Quincy High School parents and community members came out by the dozens to rally in front of the school Monday evening in support of Principal Keith S. Ford, who was the target of racist graffiti found on the wall of a school restroom last week.
The demonstration was organized by parents after Ford, who is Black, sent out a letter Thursday describing the graffiti as “threatening to me personally, as well as other members of our school community.”
Ford joined the group Monday night and expressed gratitude for their support.
“It’s great to see folks come together on this and see the importance of how to unify,” he said. “Obviously there’s still work to do, but we continue to have that positive spin on the direction we’re going.”
A photo of a portion of the graffiti that was obtained by the Globe shows a message scrawled in pencil: “We want a white principal.”
Below those words is a stick figure with a line emerging from the head, evoking the children’s guessing game “Hangman,” and alongside the figure is written “Mr. Ford,” with an arrow pointing toward the head. An investigation into the graffiti is ongoing.
At the rally Monday night, drivers beeped their horns as they passed the crowd of about 50 Quincy residents and members of the high school community, many holding signs denouncing racism and pledging support for Ford.
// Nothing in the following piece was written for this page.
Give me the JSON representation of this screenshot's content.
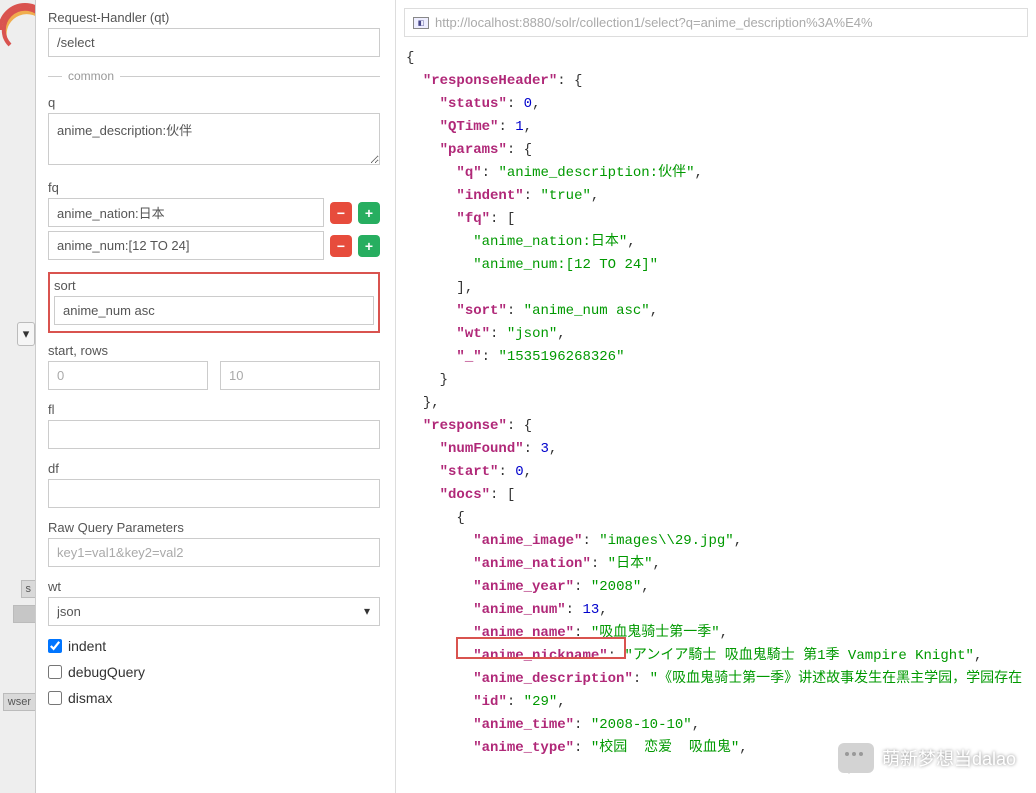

Amy Sorensen-Alawad, the mother of a Quincy High School student, said the rally was organized to show support for Ford and BIPOC members of the school community, and to be a “call to action” for school district officials to “step up when it comes to anti-racist policy training and curriculum because this isn’t a one-off incident.”
“When I became aware of the recent hateful racist graffiti at Quincy High and that it was a specific and direct threat to Principal Ford, I just felt it was imperative to speak out against it and stand in solidarity with him and all school staff and students and members of our community who identify as a person of color,” she said. “Unfortunately, things have been going on for a while across our school system, and we want change and we need change.”
Last year, Quincy High School students walked out in protest after many received a 25-second cellphone video showing a white student using the n-word repeatedly while gleefully evoking the horrors of slavery and expressing hatred for Black people, the Globe previously reported.
The video led to a fight at school when a Black student confronted and punched its creator, and that altercation was also recorded on video and circulated by students, the Globe reported.
Ford was the principal of North Quincy High School last year, but he was brought over to Quincy High following the video controversy.
“The walkout really opened the door on some action items for us,” Ford said. “We preach about having a welcoming, safe, respectful environment throughout the year, and folks really feel that.”
Quincy Public School Superintendent Kevin Mulvey, who attended the rally Monday night, said the high school has benefitted under Ford’s leadership and has improved in areas of diversity and inclusion.
“Bringing Principal Ford over here has been fantastic for Quincy High School and to see this, a direct attack against the principal, is very disheartening,” he said.
Mulvey added that the graffiti also represents an attack against the wider community of BIPOC students and faculty.
“We want to make sure that they feel supported and that our culture and climate here in Quincy is a place where students [and] staff feel comfortable and want to come to school every day and enjoy their environment,” he said.
Material from previous Globe stories was used in this report.
Nick Stoico can be reached at firstname.lastname@example.org.